We don't want that, so just click to the right to make it active. Then press the Alt key or the Option key on a Mac and drag that effect and drop it onto the yellow fill and you'll end up offsetting that fill as well. All right, we have just one more fill to apply, this time for the white highlights, and the best way to make it is to make sure the top fill is active then click on a little page icon at the bottom of the Appearance panel to duplicate it. Let's change the fill color to white. That ends up completely covering up the yellow fill, so click on the words Offset Path, and if you don't see them go ahead and twirl the fill open.
Click on those words that will bring up the Offset Path dialog box, let's turn on the Preview check box, and I came up with a value of -5.5 points like so. Then click OK. Now that ends up creating some very nice centered highlights. I want them offset to the right, so I'll click on that white fill to make it active. Then go up to the Effect menu, choose Distort & Transform and choose the Transform command. And for this text change the Horizontal value to 2 points and then turn on the Preview check box, and that goes ahead and scoots the highlights over to the right and click OK in order to accept that effect.
And that friends is how you create an official money style text effect by building up a series of fills and inset strokes here inside the Appearance panel.
- Creating layers, sublayers, and groups
- Lifting a color and creating a swatch
- Assigning colors to paths inside groups
- Adjusting the stacking order
- Using the Width tool to adjust line weight
- Masking a pattern inside a background
- Assigning and modifying a gradient fill
- Creating a radial gradient
- Drawing a linear spiral with the Polar Grid tool
- Adding a credible 3D cast shadow
- Contouring with the Blob Brush and Eraser

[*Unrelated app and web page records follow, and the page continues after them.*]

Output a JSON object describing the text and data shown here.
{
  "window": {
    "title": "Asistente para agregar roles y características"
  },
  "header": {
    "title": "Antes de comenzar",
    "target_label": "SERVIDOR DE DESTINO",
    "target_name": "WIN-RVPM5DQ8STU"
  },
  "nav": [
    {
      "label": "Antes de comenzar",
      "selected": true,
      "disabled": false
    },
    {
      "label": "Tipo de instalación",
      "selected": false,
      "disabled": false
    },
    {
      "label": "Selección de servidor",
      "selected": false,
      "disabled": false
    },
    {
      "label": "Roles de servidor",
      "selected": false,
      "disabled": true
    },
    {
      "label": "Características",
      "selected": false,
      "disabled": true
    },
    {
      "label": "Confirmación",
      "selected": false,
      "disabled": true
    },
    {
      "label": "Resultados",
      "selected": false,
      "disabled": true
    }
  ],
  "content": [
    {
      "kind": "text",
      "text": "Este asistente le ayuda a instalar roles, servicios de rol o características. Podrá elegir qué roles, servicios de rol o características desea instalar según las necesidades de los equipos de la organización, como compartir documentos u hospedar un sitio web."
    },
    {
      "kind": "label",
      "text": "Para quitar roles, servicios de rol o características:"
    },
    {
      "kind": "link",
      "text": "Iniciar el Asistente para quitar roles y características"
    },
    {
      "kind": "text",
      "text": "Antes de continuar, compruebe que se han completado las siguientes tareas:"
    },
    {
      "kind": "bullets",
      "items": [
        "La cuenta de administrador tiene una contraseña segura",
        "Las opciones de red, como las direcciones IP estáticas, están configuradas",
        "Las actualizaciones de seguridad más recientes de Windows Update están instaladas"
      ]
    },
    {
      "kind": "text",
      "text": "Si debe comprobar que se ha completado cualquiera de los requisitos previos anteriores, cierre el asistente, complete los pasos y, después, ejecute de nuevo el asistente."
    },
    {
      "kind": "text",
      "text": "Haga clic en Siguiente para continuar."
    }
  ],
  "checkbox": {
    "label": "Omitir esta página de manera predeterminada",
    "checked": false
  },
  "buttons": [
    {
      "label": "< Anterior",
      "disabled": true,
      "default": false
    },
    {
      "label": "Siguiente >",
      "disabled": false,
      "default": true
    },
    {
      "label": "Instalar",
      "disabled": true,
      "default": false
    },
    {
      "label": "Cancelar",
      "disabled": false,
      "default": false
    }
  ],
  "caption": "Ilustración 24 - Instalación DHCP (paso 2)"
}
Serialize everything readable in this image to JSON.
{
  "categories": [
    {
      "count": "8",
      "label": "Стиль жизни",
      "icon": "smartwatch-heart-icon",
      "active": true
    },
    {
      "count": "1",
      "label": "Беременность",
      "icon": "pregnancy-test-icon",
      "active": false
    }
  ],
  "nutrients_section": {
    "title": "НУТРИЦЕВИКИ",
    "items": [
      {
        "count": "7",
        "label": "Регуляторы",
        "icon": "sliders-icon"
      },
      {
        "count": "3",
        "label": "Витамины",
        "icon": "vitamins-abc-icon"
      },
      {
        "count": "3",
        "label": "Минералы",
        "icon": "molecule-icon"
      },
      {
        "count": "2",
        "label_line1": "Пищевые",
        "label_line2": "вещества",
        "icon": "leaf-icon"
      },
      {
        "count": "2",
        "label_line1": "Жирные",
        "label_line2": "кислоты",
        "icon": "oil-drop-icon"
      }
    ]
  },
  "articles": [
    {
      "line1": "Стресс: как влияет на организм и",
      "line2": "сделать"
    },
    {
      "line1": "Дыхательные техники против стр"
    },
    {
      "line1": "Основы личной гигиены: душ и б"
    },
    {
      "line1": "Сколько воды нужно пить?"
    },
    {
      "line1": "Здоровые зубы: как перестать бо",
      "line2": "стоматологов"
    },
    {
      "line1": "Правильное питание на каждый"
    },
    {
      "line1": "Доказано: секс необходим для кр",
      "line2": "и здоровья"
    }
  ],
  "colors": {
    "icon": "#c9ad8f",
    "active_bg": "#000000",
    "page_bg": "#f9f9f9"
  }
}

- Creating and painting an overlapping path
- Placing Photoshop images in Illustrator files
- Previewing and printing documents
- Optimizing documents for the web